Action item:
In the records that come next, find every line with "prolog". Return those lines.

Website and app data records:
########

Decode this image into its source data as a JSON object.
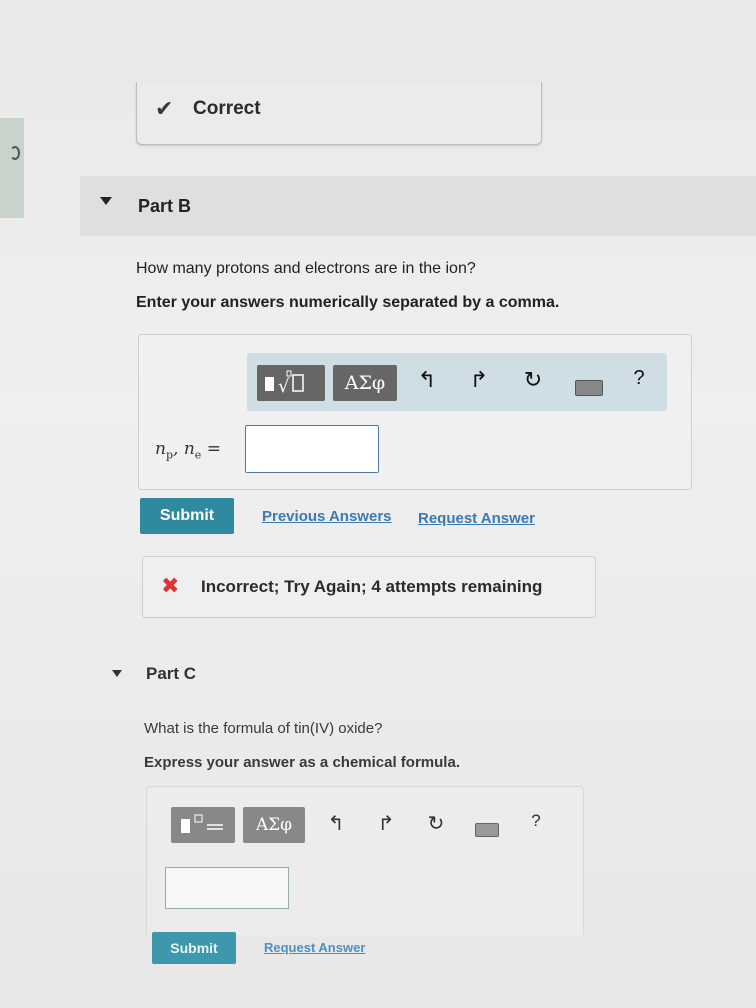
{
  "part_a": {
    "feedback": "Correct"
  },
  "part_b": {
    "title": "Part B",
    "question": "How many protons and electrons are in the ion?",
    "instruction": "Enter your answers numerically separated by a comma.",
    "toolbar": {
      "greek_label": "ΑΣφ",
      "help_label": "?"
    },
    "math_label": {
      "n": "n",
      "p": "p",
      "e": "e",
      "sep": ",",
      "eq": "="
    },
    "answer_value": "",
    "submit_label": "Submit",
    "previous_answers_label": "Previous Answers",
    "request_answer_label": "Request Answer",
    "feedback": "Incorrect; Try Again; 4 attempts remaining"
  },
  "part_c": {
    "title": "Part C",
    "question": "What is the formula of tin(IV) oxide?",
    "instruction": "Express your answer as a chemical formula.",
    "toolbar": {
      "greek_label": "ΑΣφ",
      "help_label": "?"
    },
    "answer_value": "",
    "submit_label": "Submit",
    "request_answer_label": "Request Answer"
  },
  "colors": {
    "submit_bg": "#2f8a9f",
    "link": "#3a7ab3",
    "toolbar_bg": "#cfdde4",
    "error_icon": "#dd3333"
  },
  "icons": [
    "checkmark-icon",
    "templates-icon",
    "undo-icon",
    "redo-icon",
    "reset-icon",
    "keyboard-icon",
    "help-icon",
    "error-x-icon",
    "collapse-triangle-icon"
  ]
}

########

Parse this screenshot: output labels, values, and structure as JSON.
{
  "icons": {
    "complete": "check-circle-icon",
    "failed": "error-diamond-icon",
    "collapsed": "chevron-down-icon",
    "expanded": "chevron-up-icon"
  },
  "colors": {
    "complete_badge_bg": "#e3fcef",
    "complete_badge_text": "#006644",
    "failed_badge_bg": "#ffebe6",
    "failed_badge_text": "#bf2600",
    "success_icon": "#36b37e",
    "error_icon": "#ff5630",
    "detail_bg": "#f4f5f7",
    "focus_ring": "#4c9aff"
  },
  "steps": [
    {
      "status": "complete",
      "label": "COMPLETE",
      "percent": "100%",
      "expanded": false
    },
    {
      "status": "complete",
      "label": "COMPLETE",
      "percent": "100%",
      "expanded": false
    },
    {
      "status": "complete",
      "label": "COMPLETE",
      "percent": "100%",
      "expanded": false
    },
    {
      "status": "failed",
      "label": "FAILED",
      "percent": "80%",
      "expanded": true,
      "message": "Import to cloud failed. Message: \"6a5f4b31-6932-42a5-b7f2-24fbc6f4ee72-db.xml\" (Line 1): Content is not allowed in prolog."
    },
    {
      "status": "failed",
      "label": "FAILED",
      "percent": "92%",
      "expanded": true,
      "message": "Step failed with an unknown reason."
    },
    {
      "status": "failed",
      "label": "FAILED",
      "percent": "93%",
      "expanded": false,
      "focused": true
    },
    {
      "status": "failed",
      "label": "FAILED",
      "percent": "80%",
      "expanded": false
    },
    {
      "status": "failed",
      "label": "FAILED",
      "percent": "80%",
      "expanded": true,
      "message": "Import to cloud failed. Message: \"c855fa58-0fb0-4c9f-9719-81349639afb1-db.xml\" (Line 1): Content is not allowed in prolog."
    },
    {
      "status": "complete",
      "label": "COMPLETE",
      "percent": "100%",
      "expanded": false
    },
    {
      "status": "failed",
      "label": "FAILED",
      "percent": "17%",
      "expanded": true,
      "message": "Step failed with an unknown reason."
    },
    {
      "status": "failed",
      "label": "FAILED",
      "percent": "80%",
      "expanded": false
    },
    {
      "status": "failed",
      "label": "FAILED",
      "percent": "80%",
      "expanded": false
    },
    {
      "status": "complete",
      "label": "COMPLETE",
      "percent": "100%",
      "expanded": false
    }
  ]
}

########

Solution:
      "message": "Import to cloud failed. Message: \"6a5f4b31-6932-42a5-b7f2-24fbc6f4ee72-db.xml\" (Line 1): Content is not allowed in prolog."
      "message": "Import to cloud failed. Message: \"c855fa58-0fb0-4c9f-9719-81349639afb1-db.xml\" (Line 1): Content is not allowed in prolog."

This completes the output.